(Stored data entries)
------------------------------------------------------------

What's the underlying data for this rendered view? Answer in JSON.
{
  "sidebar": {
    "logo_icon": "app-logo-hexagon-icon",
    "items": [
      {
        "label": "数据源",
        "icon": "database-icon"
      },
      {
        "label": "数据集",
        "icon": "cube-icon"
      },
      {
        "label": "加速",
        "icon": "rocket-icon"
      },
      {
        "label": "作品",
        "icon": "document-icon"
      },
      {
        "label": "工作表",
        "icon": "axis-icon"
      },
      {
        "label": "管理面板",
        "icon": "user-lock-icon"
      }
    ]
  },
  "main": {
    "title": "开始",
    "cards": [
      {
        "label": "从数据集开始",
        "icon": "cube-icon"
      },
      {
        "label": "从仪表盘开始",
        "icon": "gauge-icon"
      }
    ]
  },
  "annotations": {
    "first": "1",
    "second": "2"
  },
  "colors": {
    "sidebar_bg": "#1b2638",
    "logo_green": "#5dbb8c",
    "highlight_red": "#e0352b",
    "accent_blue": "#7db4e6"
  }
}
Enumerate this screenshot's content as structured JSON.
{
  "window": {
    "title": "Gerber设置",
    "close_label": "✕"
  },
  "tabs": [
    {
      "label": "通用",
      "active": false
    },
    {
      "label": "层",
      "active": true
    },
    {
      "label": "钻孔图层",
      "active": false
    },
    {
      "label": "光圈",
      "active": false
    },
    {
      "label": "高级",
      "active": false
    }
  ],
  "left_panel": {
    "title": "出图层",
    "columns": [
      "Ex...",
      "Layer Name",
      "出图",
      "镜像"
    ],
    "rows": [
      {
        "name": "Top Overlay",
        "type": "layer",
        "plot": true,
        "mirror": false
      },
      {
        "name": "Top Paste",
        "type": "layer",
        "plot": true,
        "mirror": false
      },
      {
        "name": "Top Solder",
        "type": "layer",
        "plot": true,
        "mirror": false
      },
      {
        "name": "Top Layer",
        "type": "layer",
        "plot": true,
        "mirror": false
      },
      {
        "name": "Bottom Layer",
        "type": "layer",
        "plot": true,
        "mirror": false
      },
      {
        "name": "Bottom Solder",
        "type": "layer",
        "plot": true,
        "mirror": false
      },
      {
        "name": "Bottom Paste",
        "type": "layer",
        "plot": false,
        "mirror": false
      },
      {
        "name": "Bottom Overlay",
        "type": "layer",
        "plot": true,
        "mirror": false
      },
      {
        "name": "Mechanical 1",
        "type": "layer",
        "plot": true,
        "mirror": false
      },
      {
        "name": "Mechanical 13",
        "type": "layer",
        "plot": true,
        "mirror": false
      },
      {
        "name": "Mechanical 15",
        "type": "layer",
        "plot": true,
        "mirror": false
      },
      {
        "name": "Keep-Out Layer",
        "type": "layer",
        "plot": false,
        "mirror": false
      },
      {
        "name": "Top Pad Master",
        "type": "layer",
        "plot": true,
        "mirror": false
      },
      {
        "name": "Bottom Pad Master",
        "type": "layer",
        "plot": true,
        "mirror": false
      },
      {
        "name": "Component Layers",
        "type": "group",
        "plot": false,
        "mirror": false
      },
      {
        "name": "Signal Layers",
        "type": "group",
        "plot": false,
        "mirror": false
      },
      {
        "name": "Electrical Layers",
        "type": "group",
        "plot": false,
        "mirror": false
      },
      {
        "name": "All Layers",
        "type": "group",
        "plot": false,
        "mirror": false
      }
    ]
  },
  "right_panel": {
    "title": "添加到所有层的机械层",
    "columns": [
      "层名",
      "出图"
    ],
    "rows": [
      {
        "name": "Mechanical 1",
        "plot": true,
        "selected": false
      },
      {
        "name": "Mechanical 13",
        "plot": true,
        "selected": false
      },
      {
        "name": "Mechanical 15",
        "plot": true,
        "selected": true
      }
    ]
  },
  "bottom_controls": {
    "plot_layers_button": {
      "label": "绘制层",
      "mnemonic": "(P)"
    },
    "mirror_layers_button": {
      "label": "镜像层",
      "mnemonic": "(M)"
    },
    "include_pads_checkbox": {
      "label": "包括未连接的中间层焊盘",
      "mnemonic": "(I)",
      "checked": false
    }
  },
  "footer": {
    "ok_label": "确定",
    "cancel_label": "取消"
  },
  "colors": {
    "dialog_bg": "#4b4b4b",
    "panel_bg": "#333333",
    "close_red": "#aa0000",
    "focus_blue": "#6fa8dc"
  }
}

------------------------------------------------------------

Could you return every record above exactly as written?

> [Result of this exercise]
What's the underlying data for this rendered view? Answer in JSON.
{
  "sidebar": {
    "logo_icon": "app-logo-hexagon-icon",
    "items": [
      {
        "label": "数据源",
        "icon": "database-icon"
      },
      {
        "label": "数据集",
        "icon": "cube-icon"
      },
      {
        "label": "加速",
        "icon": "rocket-icon"
      },
      {
        "label": "作品",
        "icon": "document-icon"
      },
      {
        "label": "工作表",
        "icon": "axis-icon"
      },
      {
        "label": "管理面板",
        "icon": "user-lock-icon"
      }
    ]
  },
  "main": {
    "title": "开始",
    "cards": [
      {
        "label": "从数据集开始",
        "icon": "cube-icon"
      },
      {
        "label": "从仪表盘开始",
        "icon": "gauge-icon"
      }
    ]
  },
  "annotations": {
    "first": "1",
    "second": "2"
  },
  "colors": {
    "sidebar_bg": "#1b2638",
    "logo_green": "#5dbb8c",
    "highlight_red": "#e0352b",
    "accent_blue": "#7db4e6"
  }
}
Enumerate this screenshot's content as structured JSON.
{
  "window": {
    "title": "Gerber设置",
    "close_label": "✕"
  },
  "tabs": [
    {
      "label": "通用",
      "active": false
    },
    {
      "label": "层",
      "active": true
    },
    {
      "label": "钻孔图层",
      "active": false
    },
    {
      "label": "光圈",
      "active": false
    },
    {
      "label": "高级",
      "active": false
    }
  ],
  "left_panel": {
    "title": "出图层",
    "columns": [
      "Ex...",
      "Layer Name",
      "出图",
      "镜像"
    ],
    "rows": [
      {
        "name": "Top Overlay",
        "type": "layer",
        "plot": true,
        "mirror": false
      },
      {
        "name": "Top Paste",
        "type": "layer",
        "plot": true,
        "mirror": false
      },
      {
        "name": "Top Solder",
        "type": "layer",
        "plot": true,
        "mirror": false
      },
      {
        "name": "Top Layer",
        "type": "layer",
        "plot": true,
        "mirror": false
      },
      {
        "name": "Bottom Layer",
        "type": "layer",
        "plot": true,
        "mirror": false
      },
      {
        "name": "Bottom Solder",
        "type": "layer",
        "plot": true,
        "mirror": false
      },
      {
        "name": "Bottom Paste",
        "type": "layer",
        "plot": false,
        "mirror": false
      },
      {
        "name": "Bottom Overlay",
        "type": "layer",
        "plot": true,
        "mirror": false
      },
      {
        "name": "Mechanical 1",
        "type": "layer",
        "plot": true,
        "mirror": false
      },
      {
        "name": "Mechanical 13",
        "type": "layer",
        "plot": true,
        "mirror": false
      },
      {
        "name": "Mechanical 15",
        "type": "layer",
        "plot": true,
        "mirror": false
      },
      {
        "name": "Keep-Out Layer",
        "type": "layer",
        "plot": false,
        "mirror": false
      },
      {
        "name": "Top Pad Master",
        "type": "layer",
        "plot": true,
        "mirror": false
      },
      {
        "name": "Bottom Pad Master",
        "type": "layer",
        "plot": true,
        "mirror": false
      },
      {
        "name": "Component Layers",
        "type": "group",
        "plot": false,
        "mirror": false
      },
      {
        "name": "Signal Layers",
        "type": "group",
        "plot": false,
        "mirror": false
      },
      {
        "name": "Electrical Layers",
        "type": "group",
        "plot": false,
        "mirror": false
      },
      {
        "name": "All Layers",
        "type": "group",
        "plot": false,
        "mirror": false
      }
    ]
  },
  "right_panel": {
    "title": "添加到所有层的机械层",
    "columns": [
      "层名",
      "出图"
    ],
    "rows": [
      {
        "name": "Mechanical 1",
        "plot": true,
        "selected": false
      },
      {
        "name": "Mechanical 13",
        "plot": true,
        "selected": false
      },
      {
        "name": "Mechanical 15",
        "plot": true,
        "selected": true
      }
    ]
  },
  "bottom_controls": {
    "plot_layers_button": {
      "label": "绘制层",
      "mnemonic": "(P)"
    },
    "mirror_layers_button": {
      "label": "镜像层",
      "mnemonic": "(M)"
    },
    "include_pads_checkbox": {
      "label": "包括未连接的中间层焊盘",
      "mnemonic": "(I)",
      "checked": false
    }
  },
  "footer": {
    "ok_label": "确定",
    "cancel_label": "取消"
  },
  "colors": {
    "dialog_bg": "#4b4b4b",
    "panel_bg": "#333333",
    "close_red": "#aa0000",
    "focus_blue": "#6fa8dc"
  }
}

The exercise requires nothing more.